Runners and cyclists stood shoulder to shoulder on opposites sides of the starting chute. The 1250m peak of Mount Donna Buang loomed over the picturesque town of Warburton and we were all just about to commence our intense journey to the summit. While the cyclists would take the 17.6km route along the winding road, we runners would be taking the more direct 7.6km trail.
The run started with a fast 1.4km, beautiful stretch beside the Yarra River and I was happy to sit back in the top 10 while letting some of the speedier road runners set the initial pace. There was no point over exerting early on, as the flatter running abruptly ended when we reached (what is recognised to be) Australia’s steepest residential street, Martyr Road.
As I made my way up the asphalt wall, I started to pick up a couple of places to sound of cheers from the handful of spectators that lined the street. I was trying hard to resist the temptation to surge a little to catch the leaders who were at this point only 20-30m ahead of me (which is further than it looks on a steep incline!), knowing very well how easy it is to go too hard early on in vertical races.
After cresting Martyr Road I had to opportunity to open up on the (only) short stretch of downhill, in which I moved up another position and gained a little bit of ground on the leaders. This was also the point that we entered the single track that would take us most of the way to the summit. I actually found myself reminiscing of the Sky Rock n’ Run Marathon that I had run the previous week, as the steep, narrow, fern lined track through the forest had a similar feel to much of that race due to the soft, wet ground and somewhat bumpy footing.
During a short stretch running alongside a paddock I could see first, second and third all steadily running just up ahead and as the course steepened I started to close the gap. Soon after crossing an aqueduct, I found myself in third place and focused on maintaining a steady running rhythm while reeling in the front two runners.
Right when I found myself sitting just behind second, the race leader stepped off to the side of the track to catch his breath and let UK orienteerer Ralph Street and I go past. At this stage I was happy to let Ralph lead the way for a while as he seemed to be running strongly. I found on some of the steeper sections I could keep pace with Ralph’s running while I power hiked, so I took the opportunity to give some of my tiring running muscles a break.
It was on one of these steeper sections that I excused myself past Ralph and tried to build a lead with a mix of hiking on the steeper stuff and running the more gradual inclines. Every time I put a little bit of distance between Ralph and me, he would catch it all back up again on the runnable stretches. This game of cat-and-mouse continued all the way to the 5.4km mark when we reached the road and started to run side-by-side along this foggy 1km stretch (which we were sharing with the cyclists).

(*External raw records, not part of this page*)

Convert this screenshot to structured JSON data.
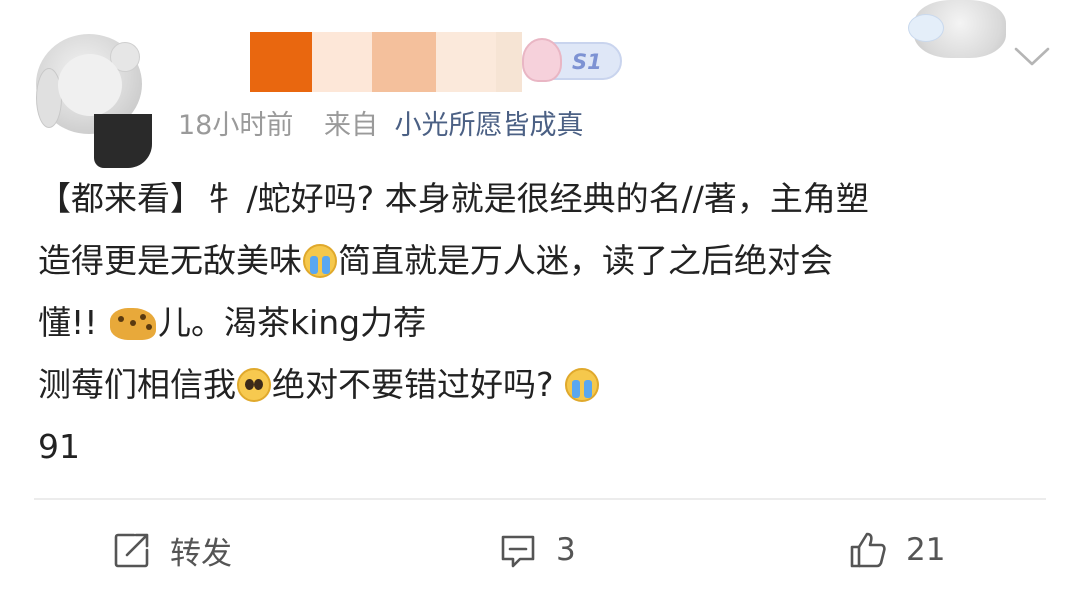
{
  "header": {
    "timestamp": "18小时前",
    "source_label": "来自",
    "source_name": "小光所愿皆成真",
    "badge_text": "S1"
  },
  "content": {
    "lines": [
      "【都来看】牜 /蛇好吗? 本身就是很经典的名//著，主角塑",
      "造得更是无敌美味",
      "简直就是万人迷，读了之后绝对会",
      "懂!!",
      "儿。渴茶king力荐",
      "测莓们相信我",
      "绝对不要错过好吗?",
      "91"
    ]
  },
  "actions": {
    "repost_label": "转发",
    "comment_count": "3",
    "like_count": "21"
  },
  "icons": {
    "more": "chevron-down-icon",
    "repost": "share-icon",
    "comment": "comment-icon",
    "like": "thumbs-up-icon"
  },
  "colors": {
    "source_link": "#4b6084",
    "meta_gray": "#9a9a9a",
    "text": "#222222"
  }
}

We could only see about 30m ahead as we pushed each other through the cloud, opening up on this flatter stretch and preparing ourselves for the final 1.2km trail to the summit. The sound of a vuvuzela resonated through the fog and I knew we must almost be at the end of road section.
I was trying to find that extra gear when we hit the trail again, but my legs felt like they were starting to give out from underneath me. Still Ralph sat just behind me, even when I started hiking on inclines I would have run earlier. Eventually the inevitable happened and Ralph pasted me and I desperately tried to hold pace with him. My legs were refusing to run on anything remotely steep and I was forced to attempt keep up by hiking. When we reach a junction signalling 600m to the summit, Ralph picked up his pace and left me watching the gap between us steadily increasing. I tried to go faster but my legs (and even arms) were burning, and I simply couldn’t keep up.

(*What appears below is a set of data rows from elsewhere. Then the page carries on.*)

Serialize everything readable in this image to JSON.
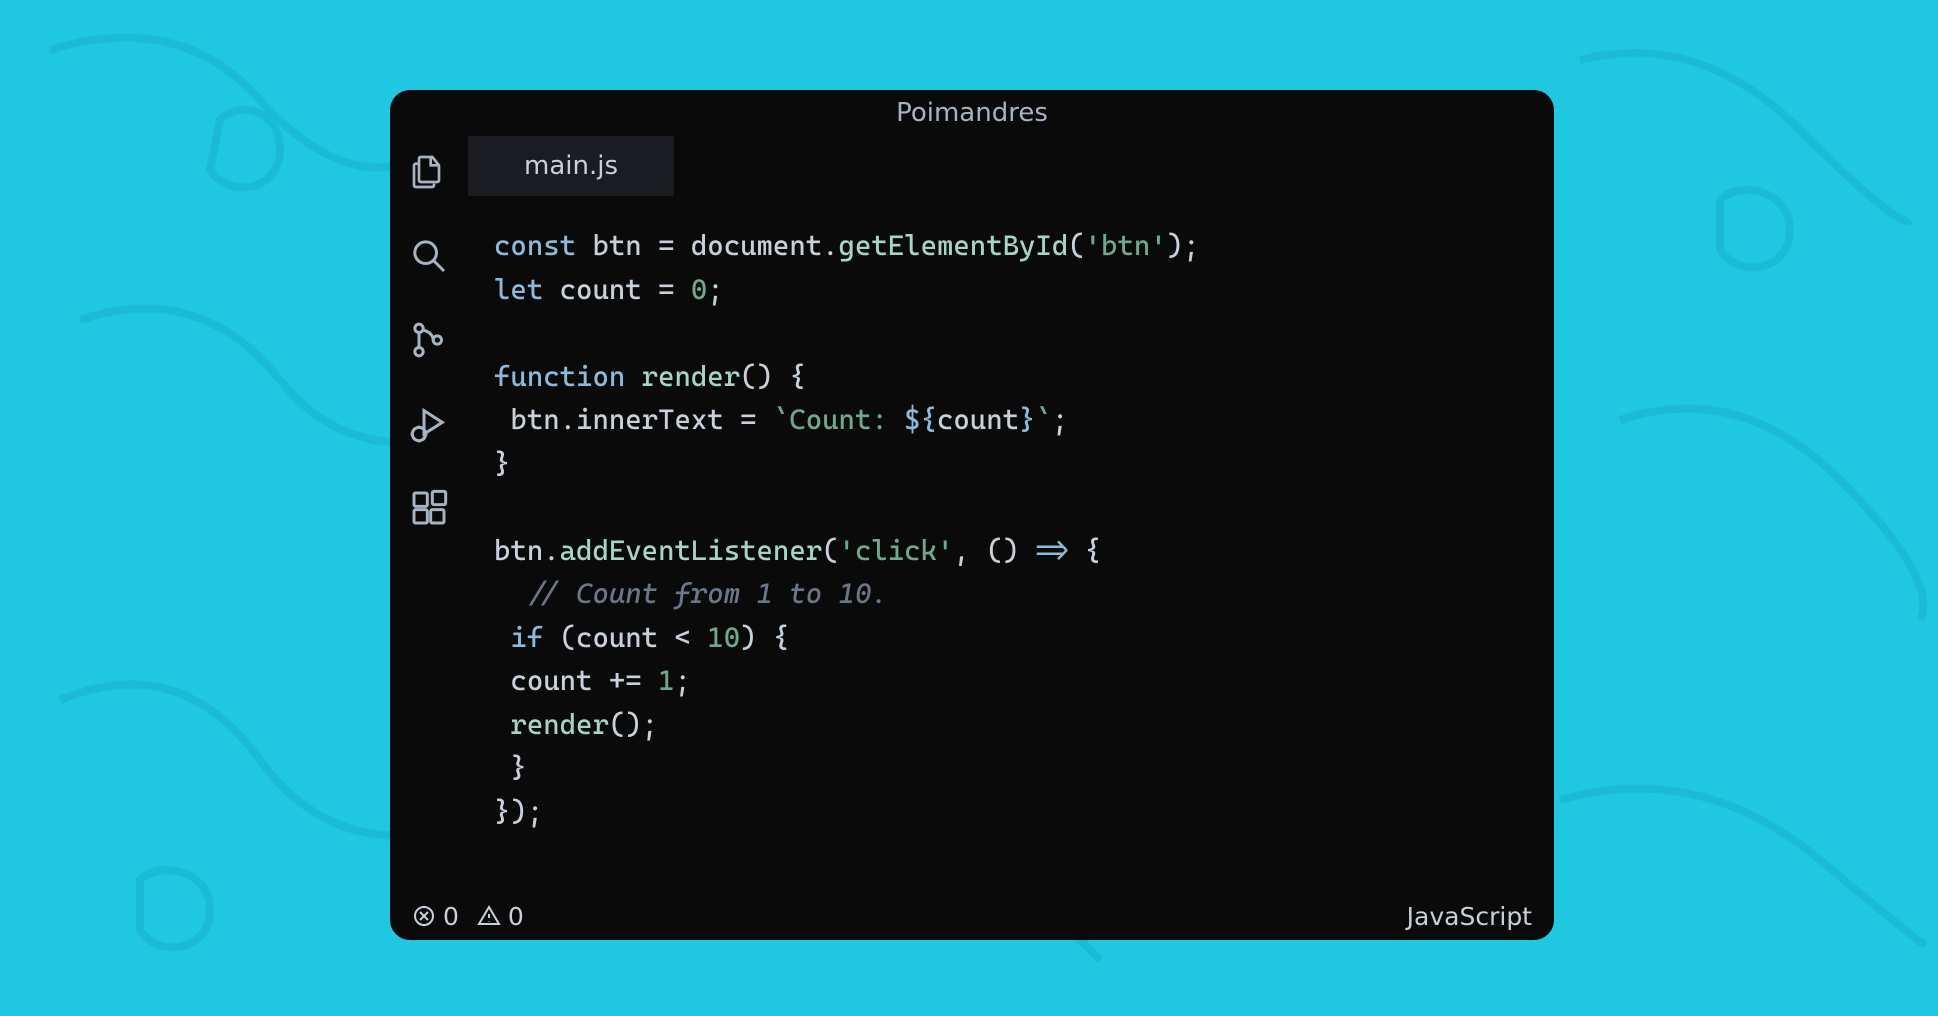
{
  "title": "Poimandres",
  "tab": {
    "label": "main.js"
  },
  "status": {
    "errors": "0",
    "warnings": "0",
    "language": "JavaScript"
  },
  "code": {
    "l1": {
      "kw": "const",
      "sp1": " ",
      "id1": "btn",
      "sp2": " ",
      "eq": "=",
      "sp3": " ",
      "obj": "document",
      "dot": ".",
      "fn": "getElementById",
      "op": "(",
      "str": "'btn'",
      "cl": ")",
      "semi": ";"
    },
    "l2": {
      "kw": "let",
      "sp1": " ",
      "id1": "count",
      "sp2": " ",
      "eq": "=",
      "sp3": " ",
      "num": "0",
      "semi": ";"
    },
    "l3": {
      "blank": ""
    },
    "l4": {
      "kw": "function",
      "sp1": " ",
      "fn": "render",
      "parens": "()",
      "sp2": " ",
      "brace": "{"
    },
    "l5": {
      "indent": " ",
      "id1": "btn",
      "dot": ".",
      "prop": "innerText",
      "sp1": " ",
      "eq": "=",
      "sp2": " ",
      "bt1": "`",
      "tstr1": "Count: ",
      "do": "${",
      "tvar": "count",
      "dc": "}",
      "bt2": "`",
      "semi": ";"
    },
    "l6": {
      "brace": "}"
    },
    "l7": {
      "blank": ""
    },
    "l8": {
      "id1": "btn",
      "dot": ".",
      "fn": "addEventListener",
      "op": "(",
      "str": "'click'",
      "comma": ",",
      "sp1": " ",
      "paren": "()",
      "sp2": " ",
      "arrow": "=>",
      "sp3": " ",
      "brace": "{"
    },
    "l9": {
      "indent": "  ",
      "cmt": "// Count from 1 to 10."
    },
    "l10": {
      "indent": " ",
      "kw": "if",
      "sp1": " ",
      "op": "(",
      "id1": "count",
      "sp2": " ",
      "lt": "<",
      "sp3": " ",
      "num": "10",
      "cl": ")",
      "sp4": " ",
      "brace": "{"
    },
    "l11": {
      "indent": " ",
      "id1": "count",
      "sp1": " ",
      "opeq": "+=",
      "sp2": " ",
      "num": "1",
      "semi": ";"
    },
    "l12": {
      "indent": " ",
      "fn": "render",
      "parens": "()",
      "semi": ";"
    },
    "l13": {
      "indent": " ",
      "brace": "}"
    },
    "l14": {
      "brace": "})",
      "semi": ";"
    }
  }
}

In just 600m Ralph managed to put 46second into me, winning in 53:23, while I came through (relieved to have finished!) in second place in a time of 54:09. Another UK orienteerer Peter Bray rounded off the runner’s podium. However, we had all been well and truly beaten by the cyclists, with Cyprus Monk being first to summit in a phenomenal time of 48:27 (and a total of 6 cyclists had finished before Ralph). The female contest between cyclists and runners was a little closer, with winner Georgina Beech (1:07:02) being the only cyclist to finish before the first runner, Judith May (1:09:57).

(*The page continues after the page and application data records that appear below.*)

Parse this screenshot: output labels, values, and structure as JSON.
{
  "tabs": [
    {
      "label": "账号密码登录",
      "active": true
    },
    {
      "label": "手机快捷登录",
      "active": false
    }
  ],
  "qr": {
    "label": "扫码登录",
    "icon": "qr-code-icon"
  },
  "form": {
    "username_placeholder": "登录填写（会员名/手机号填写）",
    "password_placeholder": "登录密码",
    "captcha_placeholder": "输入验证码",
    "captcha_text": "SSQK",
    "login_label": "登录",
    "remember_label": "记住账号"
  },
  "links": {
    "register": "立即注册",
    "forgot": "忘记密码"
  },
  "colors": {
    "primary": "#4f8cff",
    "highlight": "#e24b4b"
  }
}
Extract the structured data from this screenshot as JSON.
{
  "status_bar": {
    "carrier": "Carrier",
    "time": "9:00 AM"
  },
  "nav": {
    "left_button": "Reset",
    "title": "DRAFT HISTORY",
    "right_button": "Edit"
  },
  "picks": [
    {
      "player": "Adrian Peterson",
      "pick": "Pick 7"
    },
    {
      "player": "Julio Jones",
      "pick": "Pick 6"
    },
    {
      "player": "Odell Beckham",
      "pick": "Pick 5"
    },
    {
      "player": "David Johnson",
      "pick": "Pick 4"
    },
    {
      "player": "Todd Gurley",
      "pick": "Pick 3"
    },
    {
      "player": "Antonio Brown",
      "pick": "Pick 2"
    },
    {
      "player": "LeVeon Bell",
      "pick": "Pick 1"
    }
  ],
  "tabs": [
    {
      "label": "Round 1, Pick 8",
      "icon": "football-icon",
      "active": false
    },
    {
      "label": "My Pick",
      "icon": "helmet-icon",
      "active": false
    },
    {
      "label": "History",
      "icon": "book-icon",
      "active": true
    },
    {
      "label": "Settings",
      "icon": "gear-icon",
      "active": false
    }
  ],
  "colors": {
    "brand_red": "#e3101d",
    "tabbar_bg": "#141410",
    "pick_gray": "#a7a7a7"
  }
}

This novel race was a really fun way to cap off a busy 3 months (after 11.5months away from racing!) and was a fitting finale for my 2015 races. The time off has renewed my appreciation for every opportunity I get to run in mountains all around the world. Thank you so much to all those who have supported me throughout the year, and bring on 2016!